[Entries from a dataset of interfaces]
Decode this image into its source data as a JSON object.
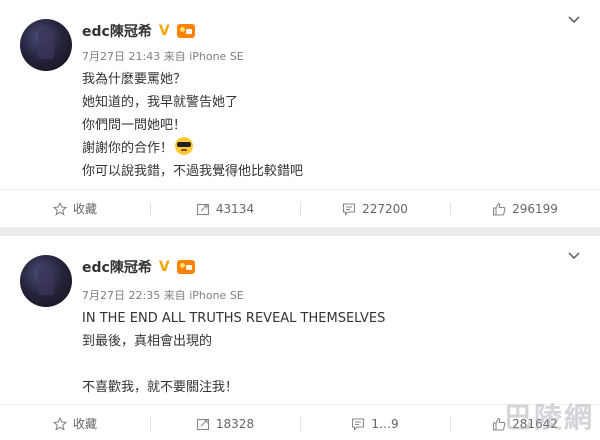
{
  "posts": [
    {
      "username": "edc陳冠希",
      "verified_mark": "V",
      "level_icon": "vip-level-icon",
      "time": "7月27日 21:43",
      "source": "来自 iPhone SE",
      "lines": [
        "我為什麼要罵她？",
        "她知道的，我早就警告她了",
        "你們問一問她吧！",
        "謝謝你的合作！",
        "你可以說我錯，不過我覺得他比較錯吧"
      ],
      "emoji": "sunglasses-emoji",
      "actions": {
        "favorite": "收藏",
        "repost": "43134",
        "comment": "227200",
        "like": "296199"
      }
    },
    {
      "username": "edc陳冠希",
      "verified_mark": "V",
      "level_icon": "vip-level-icon",
      "time": "7月27日 22:35",
      "source": "来自 iPhone SE",
      "lines": [
        "IN THE END ALL TRUTHS REVEAL THEMSELVES",
        "到最後，真相會出現的",
        "",
        "不喜歡我，就不要關注我！"
      ],
      "actions": {
        "favorite": "收藏",
        "repost": "18328",
        "comment": "1…9",
        "like": "281642"
      }
    }
  ],
  "watermark": "巴陵網",
  "colors": {
    "verified": "#f7a600",
    "level": "#ff8200",
    "text": "#333333",
    "meta": "#808080",
    "background": "#e9ebee"
  }
}
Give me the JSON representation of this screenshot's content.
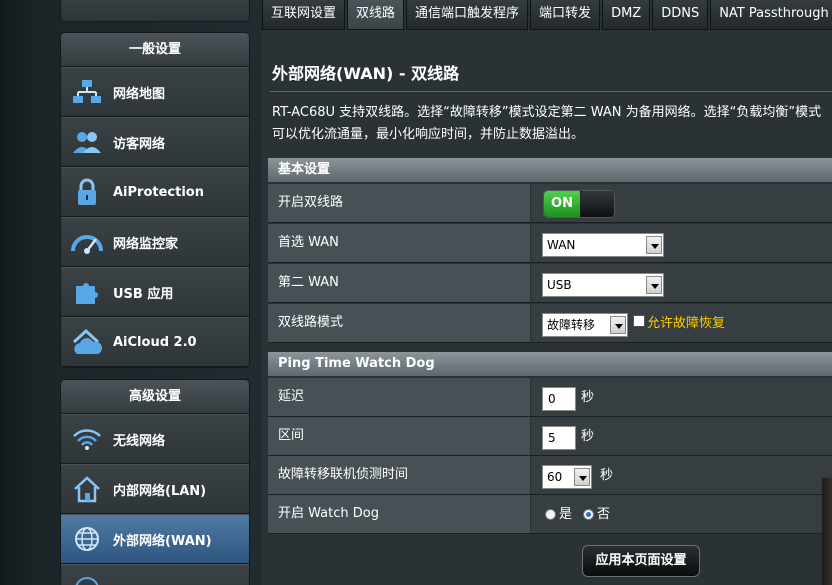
{
  "sidebar": {
    "general_header": "一般设置",
    "general_items": [
      {
        "label": "网络地图",
        "icon": "network-map-icon"
      },
      {
        "label": "访客网络",
        "icon": "guest-network-icon"
      },
      {
        "label": "AiProtection",
        "icon": "lock-icon"
      },
      {
        "label": "网络监控家",
        "icon": "gauge-icon"
      },
      {
        "label": "USB 应用",
        "icon": "puzzle-icon"
      },
      {
        "label": "AiCloud 2.0",
        "icon": "cloud-house-icon"
      }
    ],
    "advanced_header": "高级设置",
    "advanced_items": [
      {
        "label": "无线网络",
        "icon": "wifi-icon"
      },
      {
        "label": "内部网络(LAN)",
        "icon": "home-icon"
      },
      {
        "label": "外部网络(WAN)",
        "icon": "globe-icon"
      }
    ]
  },
  "tabs": [
    {
      "label": "互联网设置",
      "active": false
    },
    {
      "label": "双线路",
      "active": true
    },
    {
      "label": "通信端口触发程序",
      "active": false
    },
    {
      "label": "端口转发",
      "active": false
    },
    {
      "label": "DMZ",
      "active": false
    },
    {
      "label": "DDNS",
      "active": false
    },
    {
      "label": "NAT Passthrough",
      "active": false
    }
  ],
  "page": {
    "title": "外部网络(WAN) - 双线路",
    "description": "RT-AC68U 支持双线路。选择“故障转移”模式设定第二 WAN 为备用网络。选择“负载均衡”模式可以优化流通量，最小化响应时间，并防止数据溢出。"
  },
  "basic": {
    "header": "基本设置",
    "enable_dual_wan_label": "开启双线路",
    "toggle_text": "ON",
    "primary_wan_label": "首选 WAN",
    "primary_wan_value": "WAN",
    "secondary_wan_label": "第二 WAN",
    "secondary_wan_value": "USB",
    "mode_label": "双线路模式",
    "mode_value": "故障转移",
    "failback_label": "允许故障恢复"
  },
  "watchdog": {
    "header": "Ping Time Watch Dog",
    "delay_label": "延迟",
    "delay_value": "0",
    "delay_unit": "秒",
    "interval_label": "区间",
    "interval_value": "5",
    "interval_unit": "秒",
    "detect_label": "故障转移联机侦测时间",
    "detect_value": "60",
    "detect_unit": "秒",
    "enable_label": "开启 Watch Dog",
    "yes_label": "是",
    "no_label": "否",
    "selected": "否"
  },
  "apply_button": "应用本页面设置",
  "colors": {
    "accent_active": "#3d6a96",
    "toggle_on": "#2eaa2e",
    "failback_text": "#ffcc00"
  }
}
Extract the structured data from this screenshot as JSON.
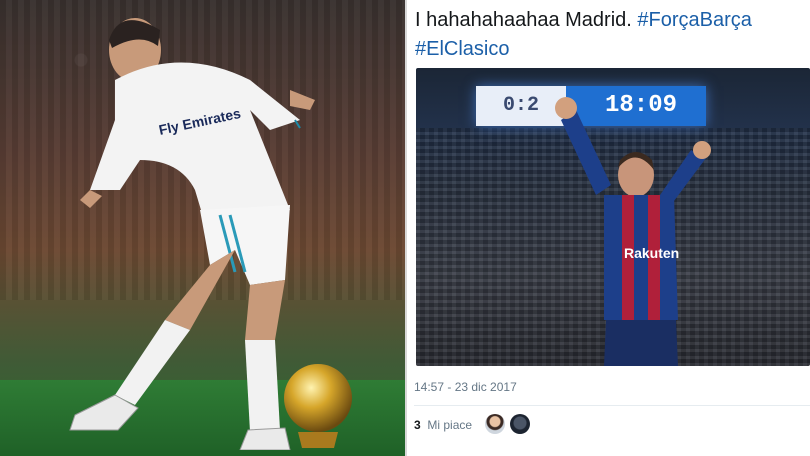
{
  "tweet": {
    "text_prefix": "I hahahahaahaa Madrid.",
    "hashtag1": "#ForçaBarça",
    "hashtag2": "#ElClasico",
    "timestamp": "14:57 - 23 dic 2017",
    "likes_count": "3",
    "likes_label": "Mi piace"
  },
  "left_photo": {
    "jersey_sponsor": "Fly Emirates",
    "object": "ballon-dor-trophy"
  },
  "tweet_photo": {
    "scoreboard_left": "0:2",
    "scoreboard_right": "18:09",
    "jersey_sponsor": "Rakuten"
  },
  "colors": {
    "hashtag": "#1b5fa8",
    "scoreboard": "#1f6fd1",
    "barca_blue": "#1d3f8a",
    "barca_red": "#b0203a",
    "madrid_white": "#f3f3f3",
    "gold": "#d6a62a"
  }
}
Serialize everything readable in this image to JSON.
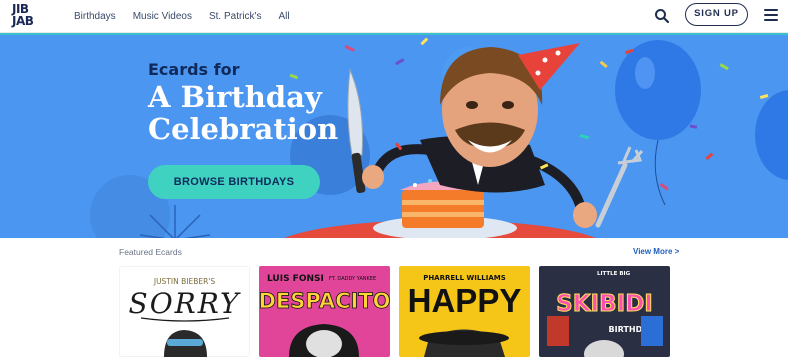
{
  "header": {
    "logo": [
      "JIB",
      "JAB"
    ],
    "nav": [
      "Birthdays",
      "Music Videos",
      "St. Patrick's",
      "All"
    ],
    "signup_label": "SIGN UP",
    "search_icon": "search-icon",
    "menu_icon": "hamburger-menu-icon"
  },
  "hero": {
    "subtitle": "Ecards for",
    "title": "A Birthday Celebration",
    "cta_label": "BROWSE BIRTHDAYS",
    "colors": {
      "background": "#4b96f0",
      "cta": "#3fd2c0",
      "subtitle": "#0f2a5a"
    }
  },
  "featured": {
    "label": "Featured Ecards",
    "view_more": "View More >",
    "cards": [
      {
        "top_text": "JUSTIN BIEBER'S",
        "title": "SORRY",
        "bg": "#ffffff"
      },
      {
        "top_text": "LUIS FONSI",
        "feat": "FT. DADDY YANKEE",
        "title": "DESPACITO",
        "bg": "#e0459a"
      },
      {
        "top_text": "PHARRELL WILLIAMS",
        "title": "HAPPY",
        "bg": "#f5c518"
      },
      {
        "top_text": "LITTLE BIG",
        "title": "SKIBIDI",
        "subtitle": "BIRTHDAY",
        "bg": "#2a2f44"
      }
    ]
  }
}
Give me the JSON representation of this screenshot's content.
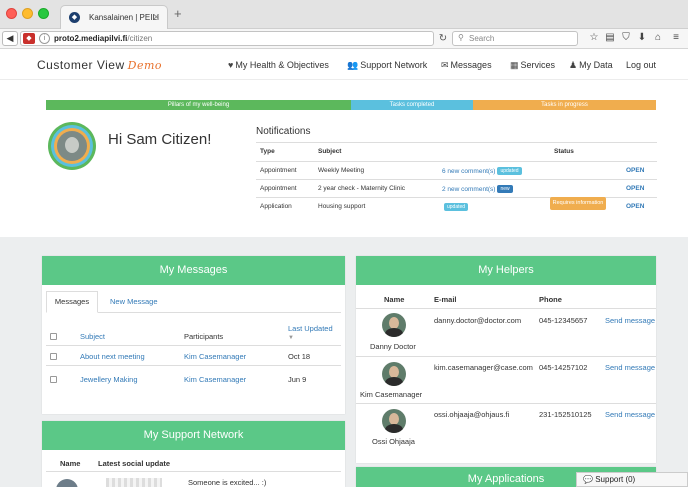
{
  "browser": {
    "tab_title": "Kansalainen | PEILI",
    "url_host": "proto2.mediapilvi.fi",
    "url_path": "/citizen",
    "search_placeholder": "Search"
  },
  "header": {
    "brand": "Customer View",
    "brand_tag": "Demo",
    "nav": [
      {
        "label": "My Health & Objectives",
        "icon": "heart-icon"
      },
      {
        "label": "Support Network",
        "icon": "people-icon"
      },
      {
        "label": "Messages",
        "icon": "envelope-icon"
      },
      {
        "label": "Services",
        "icon": "list-icon"
      },
      {
        "label": "My Data",
        "icon": "user-icon"
      },
      {
        "label": "Log out",
        "icon": ""
      }
    ]
  },
  "progress": {
    "segments": [
      {
        "label": "Pillars of my well-being",
        "color": "#5cb85c"
      },
      {
        "label": "Tasks completed",
        "color": "#5bc0de"
      },
      {
        "label": "Tasks in progress",
        "color": "#f0ad4e"
      }
    ]
  },
  "greeting": "Hi Sam Citizen!",
  "notifications": {
    "title": "Notifications",
    "columns": [
      "Type",
      "Subject",
      "",
      "Status",
      ""
    ],
    "rows": [
      {
        "type": "Appointment",
        "subject": "Weekly Meeting",
        "comments": "6 new comment(s)",
        "badge": "updated",
        "action": "",
        "status": "OPEN"
      },
      {
        "type": "Appointment",
        "subject": "2 year check - Maternity Clinic",
        "comments": "2 new comment(s)",
        "badge": "new",
        "action": "",
        "status": "OPEN"
      },
      {
        "type": "Application",
        "subject": "Housing support",
        "comments": "",
        "badge": "updated",
        "action": "Requires information",
        "status": "OPEN"
      }
    ]
  },
  "my_messages": {
    "title": "My Messages",
    "tabs": [
      "Messages",
      "New Message"
    ],
    "columns": [
      "Subject",
      "Participants",
      "Last Updated"
    ],
    "rows": [
      {
        "subject": "About next meeting",
        "participants": "Kim Casemanager",
        "updated": "Oct 18"
      },
      {
        "subject": "Jewellery Making",
        "participants": "Kim Casemanager",
        "updated": "Jun 9"
      }
    ]
  },
  "my_helpers": {
    "title": "My Helpers",
    "columns": [
      "Name",
      "E-mail",
      "Phone",
      ""
    ],
    "rows": [
      {
        "name": "Danny Doctor",
        "email": "danny.doctor@doctor.com",
        "phone": "045-12345657",
        "action": "Send message"
      },
      {
        "name": "Kim Casemanager",
        "email": "kim.casemanager@case.com",
        "phone": "045-14257102",
        "action": "Send message"
      },
      {
        "name": "Ossi Ohjaaja",
        "email": "ossi.ohjaaja@ohjaus.fi",
        "phone": "231-152510125",
        "action": "Send message"
      }
    ]
  },
  "support_network": {
    "title": "My Support Network",
    "columns": [
      "Name",
      "Latest social update"
    ],
    "update_text": "Someone is excited... :)"
  },
  "my_applications": {
    "title": "My Applications"
  },
  "support_widget": {
    "label": "Support (0)"
  }
}
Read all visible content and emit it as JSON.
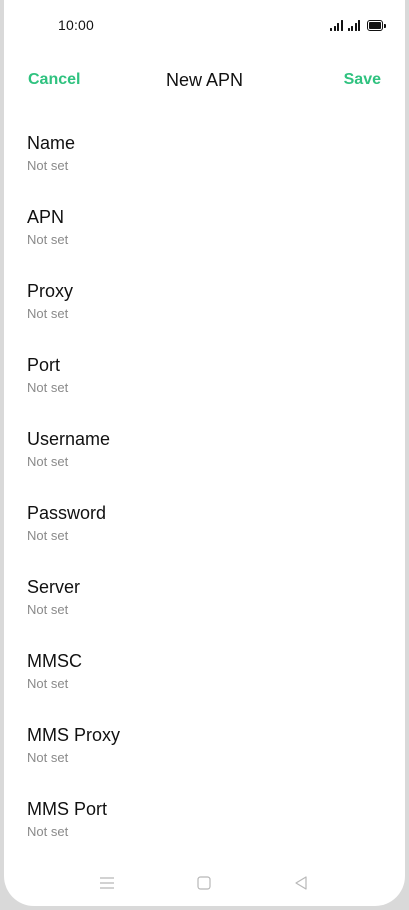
{
  "status_bar": {
    "time": "10:00",
    "icons": [
      "signal-icon",
      "signal-icon",
      "battery-icon"
    ]
  },
  "header": {
    "cancel_label": "Cancel",
    "title": "New APN",
    "save_label": "Save"
  },
  "fields": [
    {
      "label": "Name",
      "value": "Not set"
    },
    {
      "label": "APN",
      "value": "Not set"
    },
    {
      "label": "Proxy",
      "value": "Not set"
    },
    {
      "label": "Port",
      "value": "Not set"
    },
    {
      "label": "Username",
      "value": "Not set"
    },
    {
      "label": "Password",
      "value": "Not set"
    },
    {
      "label": "Server",
      "value": "Not set"
    },
    {
      "label": "MMSC",
      "value": "Not set"
    },
    {
      "label": "MMS Proxy",
      "value": "Not set"
    },
    {
      "label": "MMS Port",
      "value": "Not set"
    }
  ],
  "nav_bar": {
    "icons": [
      "menu-icon",
      "home-icon",
      "back-icon"
    ]
  },
  "colors": {
    "accent": "#2fc27f",
    "text_primary": "#111111",
    "text_secondary": "#8a8a8a",
    "background": "#ffffff"
  }
}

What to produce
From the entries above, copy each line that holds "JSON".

Exercise answer
Decode this image into its source data as a JSON object.
Give me the JSON representation of this screenshot's content.
Extract the structured data from this screenshot as JSON.
Serialize everything readable in this image to JSON.
Give me the JSON representation of this screenshot's content.
Read all visible content and emit it as JSON.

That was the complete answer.